They also need to know about web design. They should be fluent in multiple programming languages (including HTML and CSS) as well as web design content management system platforms, such as WordPress.
Most graphic designers are constantly juggling multiple projects at once. Because this is so common in the job, they have to have strong time management skills. Graphic designers should be able to multitask, juggle multiple assignments over long periods, and meet all established deadlines.
It is a more traditional skill for designers, but it is nonetheless essential. Graphic designers need to know how to develop legible, well-designed type. They need to be familiar with certain fonts and have a knowledge of line-height and tracking.
Typography is not the only important and more traditional graphic design skill. For example, a knowledge of color theory is critical too. Graphic designers need a strong sense of how colors interact, which colors complement, and which colors contrast.
Demonstrating Graphic Design Skills in a Job Application
One way to demonstrate that you have these graphic design skills is to mention them in your resumes and cover letters and in job interviews. However, in graphic design, you also want to show the employer – not just tell him or her – that you have these skills.
One way to do this is to prepare an online portfolio that includes some of your best graphic design work. Be prepared to share this with prospective employers. You can add a link to it on your resume, and share it during job interviews.
Another place to demonstrate your graphic design skills is in your job application. For example, rather than simply say you have typography skills, write your name on your resume using a typeface you invented. You might even use graphics in your resume, or use colors that demonstrate your knowledge of color theory. You could also create an online resume that will demonstrate your knowledge of coding and web design.
A graphic design job application is, therefore, an ideal time to submit a nontraditional resume. However, only do this if you think the employer will appreciate it. If the employer asks for a traditional resume, or you know the company has a conservative culture, you might want to send a more straightforward resume. You can then exhibit your skills in a portfolio.
Graphic Design Skills
A - C
- Ability to learn digital design platforms
- Adobe Acrobat
- Adobe Creative Suite
- Adobe Flash
- Adobe Illustrator
- Adobe InDesign
- Adobe Photoshop
- Aesthetic sense
- Applying digital resources to design projects
- Attention to detail
- Balancing artistic integrity with audience appeal
- Choosing most effective typography for graphic design projects
- Color sense
- Color theory
- Creating Logos
- Creating models for three-dimensional forms
- Creative thinking
D - M
- Deadline management
- Decision making
- Design strategy
- Digital print
- Establishing rapport
- Estimating costs
- Integrating visual messages within social media platforms
- Interpreting artwork for the general public

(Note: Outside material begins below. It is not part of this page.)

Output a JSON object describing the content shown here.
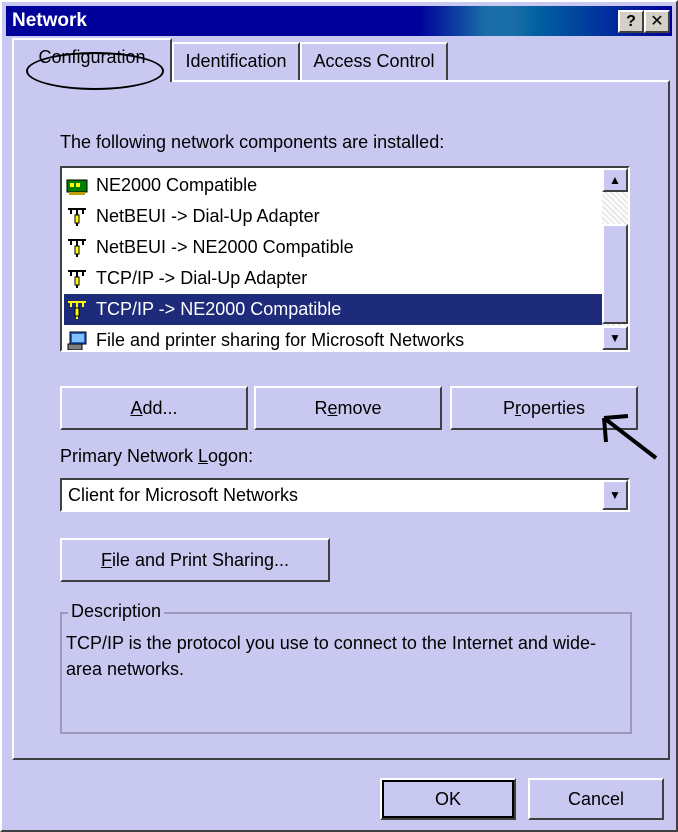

- Interviewing clients about their artistic preferences
- iWork Keynote
- Modifying designs based on feedback from client
N - R
- Patience with customers and staff
- Perceptive about client needs
- Print design
- Project management
- Receiving constructive criticism about artwork
- Representing figures in space with a balanced perspective
- Representing ideas visually
S - W
- Storyboard creation
- Strategic thinking
- Taking and modifying photographs
- Targeting visual communications to demographic groups
- Time management
- Verbal communications
- Visual communications
- Visual problem solving
- Working collaboratively
- Working independently
- Written communications